Must have has gone out of fashion, indeed now it’s just for losers.
“Fashion must now slow down its unsustainable pace. The moment is complicated but it offers us the possibility to fix what’s wrong and regain a more human dimension.” Giorgio Armani’s words, not just any one. “It should not be forgotten that quality garments take time to be made and to be appreciated.”
There are many clues as to whether a brand is fast fashion. If the collection is released quickly after introductions, if the garments are produced in large factories in countries with poor worker protection, if customers are pressured to purchase special editions available for a limited period of time, or in limited quantity, and if lower quality and highly polluting materials are used, you are probably buying from a fast fashion brand.
Hence a part (albeit minor) of environmental pollution. It is claimed that 20% of water pollution globally is caused by the processing of fabrics. But there’s more, there are also social issues, in case you don’t care that our waters are polluted.
Clothing production in Bangladesh has increased in recent years after rising labor costs in China, the largest textile producing and exporter country, with a market share of 37.6%. It is estimated that the minimum wage for Bangladeshi workers should be around $341 per month, but the actual minimum wage for the humblest jobs in the textile industry is 5 times lower, do your maths. In addition to unfair wages, the fast fashion industry exploits child labor and forced labor in Argentina, Bangladesh, Brazil, China, India, Indonesia, Turkey, Vietnam and the Philippines. But let’s not put labels on everything, there are also companies that protect the workers of these countries, but unfortunately this is not always the case.
But after all these words, what can we do as customers?
Each consumer plays a fundamental role in the renewal process of the clothing sector, including the outdoor one.

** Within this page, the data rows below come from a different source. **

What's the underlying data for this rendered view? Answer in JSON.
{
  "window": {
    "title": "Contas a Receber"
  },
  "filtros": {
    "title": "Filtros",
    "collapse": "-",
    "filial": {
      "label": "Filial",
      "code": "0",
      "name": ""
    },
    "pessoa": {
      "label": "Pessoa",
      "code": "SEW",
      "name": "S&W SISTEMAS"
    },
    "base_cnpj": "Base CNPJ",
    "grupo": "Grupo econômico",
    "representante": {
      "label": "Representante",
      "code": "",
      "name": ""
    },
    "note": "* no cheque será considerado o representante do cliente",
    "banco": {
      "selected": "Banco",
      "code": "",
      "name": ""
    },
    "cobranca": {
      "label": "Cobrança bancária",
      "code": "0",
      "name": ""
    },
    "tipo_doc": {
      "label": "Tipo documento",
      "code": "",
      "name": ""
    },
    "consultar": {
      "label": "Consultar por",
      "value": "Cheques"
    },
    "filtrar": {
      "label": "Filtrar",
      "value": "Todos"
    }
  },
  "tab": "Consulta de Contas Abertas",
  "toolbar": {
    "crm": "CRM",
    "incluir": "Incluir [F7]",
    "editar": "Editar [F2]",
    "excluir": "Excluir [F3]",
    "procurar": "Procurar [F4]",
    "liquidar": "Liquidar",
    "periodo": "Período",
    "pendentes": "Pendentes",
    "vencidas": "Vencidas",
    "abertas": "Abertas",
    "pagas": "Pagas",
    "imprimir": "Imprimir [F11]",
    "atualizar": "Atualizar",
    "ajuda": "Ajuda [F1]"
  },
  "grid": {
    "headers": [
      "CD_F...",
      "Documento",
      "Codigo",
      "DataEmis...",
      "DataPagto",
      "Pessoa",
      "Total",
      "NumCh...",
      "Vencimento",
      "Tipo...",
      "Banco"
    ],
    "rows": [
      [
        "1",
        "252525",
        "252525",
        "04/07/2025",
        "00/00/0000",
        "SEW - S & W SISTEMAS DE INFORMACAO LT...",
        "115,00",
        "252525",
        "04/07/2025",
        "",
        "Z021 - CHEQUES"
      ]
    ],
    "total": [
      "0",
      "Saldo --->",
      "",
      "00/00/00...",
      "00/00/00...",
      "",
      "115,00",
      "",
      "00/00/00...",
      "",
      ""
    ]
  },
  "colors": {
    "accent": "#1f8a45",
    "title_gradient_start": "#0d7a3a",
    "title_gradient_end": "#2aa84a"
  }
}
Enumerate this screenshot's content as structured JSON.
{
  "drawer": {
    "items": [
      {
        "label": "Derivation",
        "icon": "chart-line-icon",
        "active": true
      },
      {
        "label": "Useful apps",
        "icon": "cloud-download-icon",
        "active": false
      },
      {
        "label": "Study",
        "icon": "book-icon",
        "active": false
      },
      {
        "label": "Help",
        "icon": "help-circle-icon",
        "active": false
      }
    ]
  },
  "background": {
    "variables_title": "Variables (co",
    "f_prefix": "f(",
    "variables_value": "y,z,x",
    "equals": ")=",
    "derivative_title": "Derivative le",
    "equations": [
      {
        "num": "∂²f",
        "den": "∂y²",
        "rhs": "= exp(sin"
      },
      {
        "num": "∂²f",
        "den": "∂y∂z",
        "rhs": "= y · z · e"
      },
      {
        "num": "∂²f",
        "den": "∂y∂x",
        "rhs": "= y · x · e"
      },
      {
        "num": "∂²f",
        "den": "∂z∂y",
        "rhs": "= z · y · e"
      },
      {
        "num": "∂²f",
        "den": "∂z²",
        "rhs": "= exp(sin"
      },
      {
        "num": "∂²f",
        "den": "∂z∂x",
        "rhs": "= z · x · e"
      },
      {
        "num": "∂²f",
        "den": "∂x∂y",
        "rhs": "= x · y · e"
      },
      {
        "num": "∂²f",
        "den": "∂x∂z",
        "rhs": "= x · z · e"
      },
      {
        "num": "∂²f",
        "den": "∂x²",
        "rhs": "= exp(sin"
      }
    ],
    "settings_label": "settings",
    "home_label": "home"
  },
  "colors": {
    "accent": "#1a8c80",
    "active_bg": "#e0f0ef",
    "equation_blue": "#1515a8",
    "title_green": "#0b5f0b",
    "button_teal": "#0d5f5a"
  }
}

As customers, we must demand full responsibility from the company and its total transparency. What is advertised must match what is actually done. Change must also occur by changing our shopping habits and our mentality.
You can go to the extremes by shopping in thrift stores or buying products born from the reuse of other products, this could be a very cool experience. And, why not, share and swap clothes with friends (if you go hiking just once every summer, maybe it’s better borrow shoes). Rent or reuse products that you don’t normally use (it’s useless to buy a bike, for example, if you go cycling 3 times a year, it’s better to rent it, right?). Furthermore, for some products that are now worn out, they do not necessarily have to be thrown away, in this guide we will tell you how our team offers a second life to their running shoes after having consumed them.
However, if buying a new garment is really necessary, and obviously this doesn’t have to make you feel like you are destroying planet earth, the imperative is to buy sustainable clothing brands: these are garments with superior quality, a longer duration, eco-friendly fabrics with a reduced environmental impact and recycled or organic materials. Many brands today prefer quality rather than a lower price and prefer to tell more about themselves and their ethical values than about their latest collection colorway: the brand you decide to wear will therefore be the one that represents you also through its values.
Since the time of Adam and Eve, clothing has been considered a necessity. This will never change. However, consumers have the power to guide the decisions of the fashion market. We have the right to demand responsible behavior towards environment and society, we have the right to have internal transparency throughout the supply chain. We want to make informed purchases. These are all actions of responsible consumption that we mountain lovers must activate.
This Outdoor Guide (attention is not a buyers’ guide) was born from the passion of people in love with the mountains and with nature just like you are, people who try with seriousness and humility to direct you towards your next purchase, so that it will be better, more suitable for you and for your needs, so that you won’t have to do another one in a short time.
Living life in nature.